#### What to do:
Find every line below that contains the word "Authentisierung" and copy it out.

(Records from a dataset)
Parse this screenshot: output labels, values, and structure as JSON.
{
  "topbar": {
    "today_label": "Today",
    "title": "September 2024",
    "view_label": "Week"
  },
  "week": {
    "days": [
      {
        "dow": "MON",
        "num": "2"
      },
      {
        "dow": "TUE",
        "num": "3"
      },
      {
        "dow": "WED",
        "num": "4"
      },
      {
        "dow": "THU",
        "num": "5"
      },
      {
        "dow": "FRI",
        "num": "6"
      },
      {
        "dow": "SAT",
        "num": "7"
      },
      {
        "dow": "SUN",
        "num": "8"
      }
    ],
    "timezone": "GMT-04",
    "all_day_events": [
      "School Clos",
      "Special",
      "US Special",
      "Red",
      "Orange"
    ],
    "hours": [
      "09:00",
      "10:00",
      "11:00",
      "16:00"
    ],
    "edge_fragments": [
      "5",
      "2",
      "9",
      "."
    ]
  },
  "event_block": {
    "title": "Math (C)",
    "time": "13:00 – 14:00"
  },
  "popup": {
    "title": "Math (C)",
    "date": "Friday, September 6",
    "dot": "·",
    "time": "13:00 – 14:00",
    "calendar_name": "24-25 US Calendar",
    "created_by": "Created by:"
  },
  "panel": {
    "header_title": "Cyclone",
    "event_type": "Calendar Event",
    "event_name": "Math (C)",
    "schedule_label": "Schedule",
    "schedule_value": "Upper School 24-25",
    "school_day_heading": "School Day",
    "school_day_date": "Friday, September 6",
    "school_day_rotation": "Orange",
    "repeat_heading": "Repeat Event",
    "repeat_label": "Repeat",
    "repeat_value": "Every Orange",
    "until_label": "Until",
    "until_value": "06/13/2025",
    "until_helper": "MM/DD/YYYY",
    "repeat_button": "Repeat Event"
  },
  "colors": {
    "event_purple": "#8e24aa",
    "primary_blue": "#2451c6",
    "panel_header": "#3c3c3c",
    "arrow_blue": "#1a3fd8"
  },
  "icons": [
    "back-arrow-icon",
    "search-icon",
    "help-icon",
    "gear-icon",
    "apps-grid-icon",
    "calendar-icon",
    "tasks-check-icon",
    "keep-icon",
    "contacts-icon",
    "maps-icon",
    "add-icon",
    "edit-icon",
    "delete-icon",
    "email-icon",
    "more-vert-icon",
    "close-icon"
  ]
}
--
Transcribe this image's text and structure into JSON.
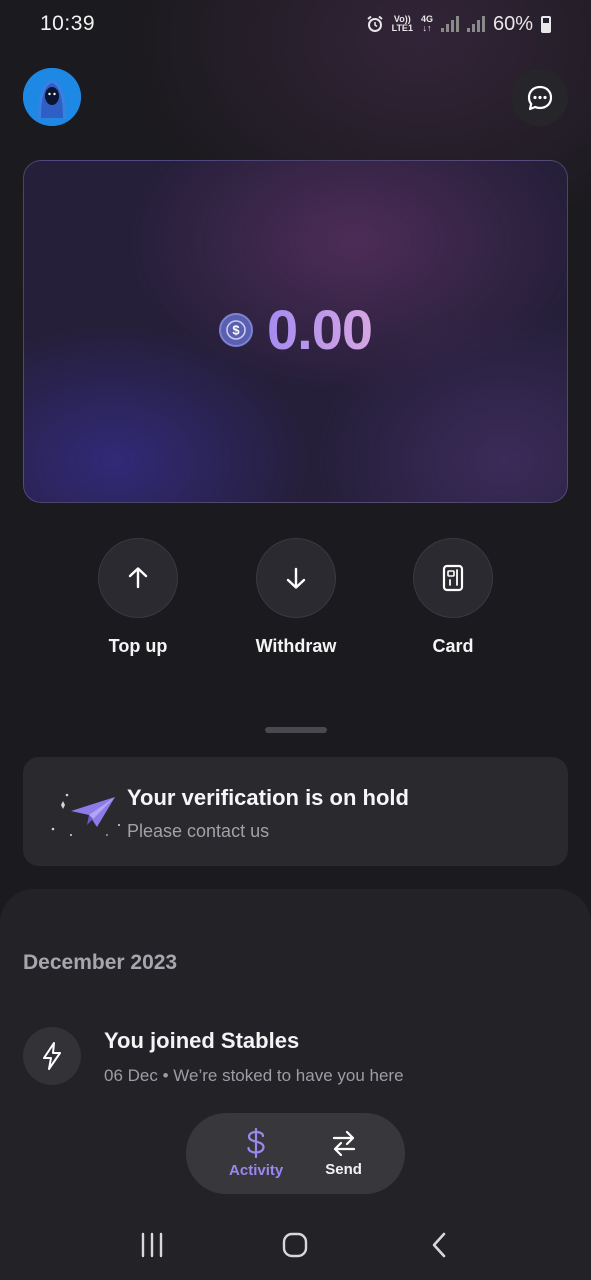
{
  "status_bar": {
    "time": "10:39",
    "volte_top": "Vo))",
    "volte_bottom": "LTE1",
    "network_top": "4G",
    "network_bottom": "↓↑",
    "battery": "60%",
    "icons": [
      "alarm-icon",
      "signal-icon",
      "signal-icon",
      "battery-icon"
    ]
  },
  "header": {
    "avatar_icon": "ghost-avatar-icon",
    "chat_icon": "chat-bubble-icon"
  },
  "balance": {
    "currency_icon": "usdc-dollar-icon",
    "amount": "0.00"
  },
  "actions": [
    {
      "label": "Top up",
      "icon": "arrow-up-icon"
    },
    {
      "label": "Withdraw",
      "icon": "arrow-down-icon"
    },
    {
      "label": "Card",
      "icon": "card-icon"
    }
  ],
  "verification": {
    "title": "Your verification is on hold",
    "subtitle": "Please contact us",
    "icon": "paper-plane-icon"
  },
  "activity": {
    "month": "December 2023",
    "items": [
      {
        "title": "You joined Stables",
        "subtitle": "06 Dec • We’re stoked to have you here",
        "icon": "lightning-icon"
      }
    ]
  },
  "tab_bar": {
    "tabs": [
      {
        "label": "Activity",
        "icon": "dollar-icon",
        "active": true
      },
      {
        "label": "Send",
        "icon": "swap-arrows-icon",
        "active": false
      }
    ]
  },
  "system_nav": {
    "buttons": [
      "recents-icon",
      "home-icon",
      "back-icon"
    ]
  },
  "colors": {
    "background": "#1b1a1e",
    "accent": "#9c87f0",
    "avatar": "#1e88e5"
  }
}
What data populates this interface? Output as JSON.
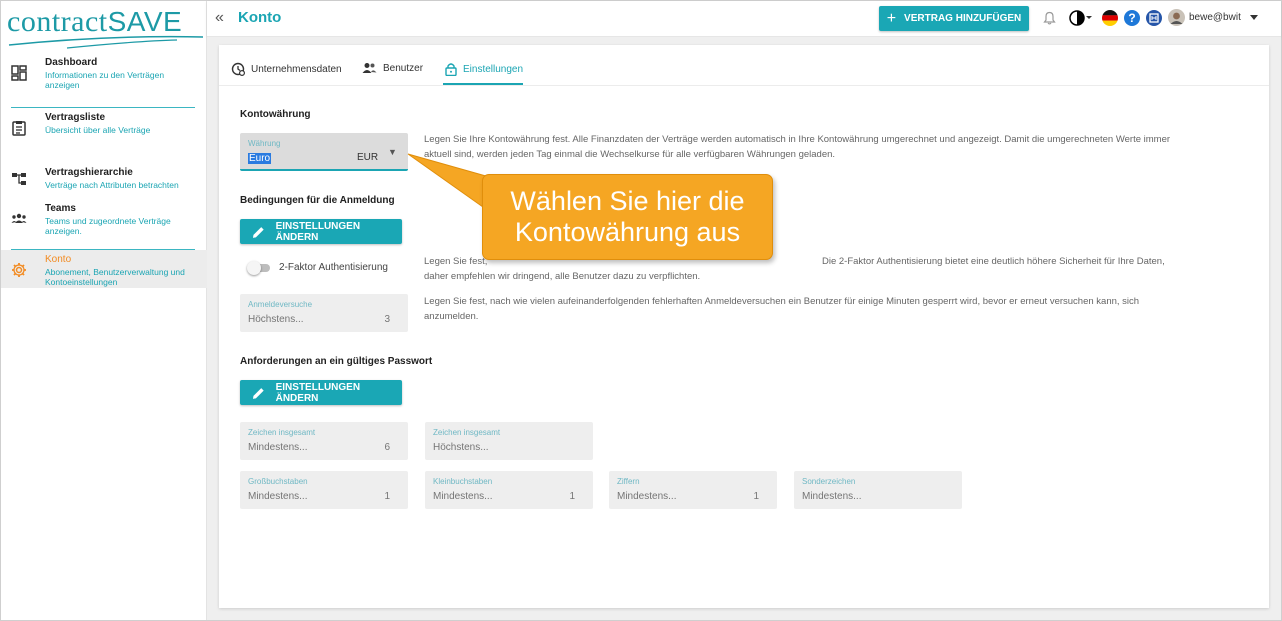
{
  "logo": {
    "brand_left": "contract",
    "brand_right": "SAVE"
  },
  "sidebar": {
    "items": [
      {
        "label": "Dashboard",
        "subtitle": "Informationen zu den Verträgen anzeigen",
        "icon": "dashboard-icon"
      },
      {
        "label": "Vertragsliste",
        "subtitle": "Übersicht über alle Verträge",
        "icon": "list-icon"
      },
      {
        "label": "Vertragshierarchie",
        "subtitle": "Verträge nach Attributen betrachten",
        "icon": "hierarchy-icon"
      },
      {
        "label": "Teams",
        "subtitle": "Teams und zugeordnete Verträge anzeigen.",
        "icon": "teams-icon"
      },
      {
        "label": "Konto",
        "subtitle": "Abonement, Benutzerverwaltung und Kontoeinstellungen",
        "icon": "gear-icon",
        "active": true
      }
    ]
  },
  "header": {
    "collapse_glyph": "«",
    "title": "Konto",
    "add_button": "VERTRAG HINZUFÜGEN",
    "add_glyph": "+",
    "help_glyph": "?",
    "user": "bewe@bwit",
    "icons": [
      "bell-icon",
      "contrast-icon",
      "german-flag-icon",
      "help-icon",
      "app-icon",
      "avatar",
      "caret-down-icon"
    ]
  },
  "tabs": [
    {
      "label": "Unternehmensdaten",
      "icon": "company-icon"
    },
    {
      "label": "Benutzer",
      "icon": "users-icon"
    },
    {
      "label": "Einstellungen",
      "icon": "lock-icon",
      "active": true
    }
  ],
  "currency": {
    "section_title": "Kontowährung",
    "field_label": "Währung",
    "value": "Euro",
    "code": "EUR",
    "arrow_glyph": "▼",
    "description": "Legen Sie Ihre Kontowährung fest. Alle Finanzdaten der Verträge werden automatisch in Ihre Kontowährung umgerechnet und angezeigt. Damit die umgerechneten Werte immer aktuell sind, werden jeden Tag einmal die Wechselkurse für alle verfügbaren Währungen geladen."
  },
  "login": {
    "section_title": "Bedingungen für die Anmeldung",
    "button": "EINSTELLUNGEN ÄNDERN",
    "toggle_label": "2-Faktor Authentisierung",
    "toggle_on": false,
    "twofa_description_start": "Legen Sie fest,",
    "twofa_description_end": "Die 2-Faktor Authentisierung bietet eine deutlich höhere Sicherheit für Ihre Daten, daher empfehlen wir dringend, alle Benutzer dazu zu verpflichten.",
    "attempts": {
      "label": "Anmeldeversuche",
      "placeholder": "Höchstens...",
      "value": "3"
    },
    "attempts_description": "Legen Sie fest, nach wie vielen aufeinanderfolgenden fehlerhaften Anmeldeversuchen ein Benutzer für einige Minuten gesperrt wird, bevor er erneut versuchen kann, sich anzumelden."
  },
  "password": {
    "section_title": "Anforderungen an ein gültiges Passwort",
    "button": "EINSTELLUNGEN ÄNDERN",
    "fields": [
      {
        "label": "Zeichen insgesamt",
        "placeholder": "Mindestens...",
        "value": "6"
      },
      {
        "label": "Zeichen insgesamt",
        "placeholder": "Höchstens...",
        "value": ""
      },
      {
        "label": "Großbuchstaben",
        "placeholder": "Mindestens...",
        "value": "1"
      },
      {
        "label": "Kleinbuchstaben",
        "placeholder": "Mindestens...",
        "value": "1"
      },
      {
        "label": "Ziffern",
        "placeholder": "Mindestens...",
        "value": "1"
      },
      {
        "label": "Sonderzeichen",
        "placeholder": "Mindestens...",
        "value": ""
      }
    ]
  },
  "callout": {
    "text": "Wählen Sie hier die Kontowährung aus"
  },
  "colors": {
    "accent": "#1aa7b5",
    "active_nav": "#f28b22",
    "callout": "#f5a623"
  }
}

#### Solution to this problem:
    "toggle_label": "2-Faktor Authentisierung",
    "twofa_description_end": "Die 2-Faktor Authentisierung bietet eine deutlich höhere Sicherheit für Ihre Daten, daher empfehlen wir dringend, alle Benutzer dazu zu verpflichten.",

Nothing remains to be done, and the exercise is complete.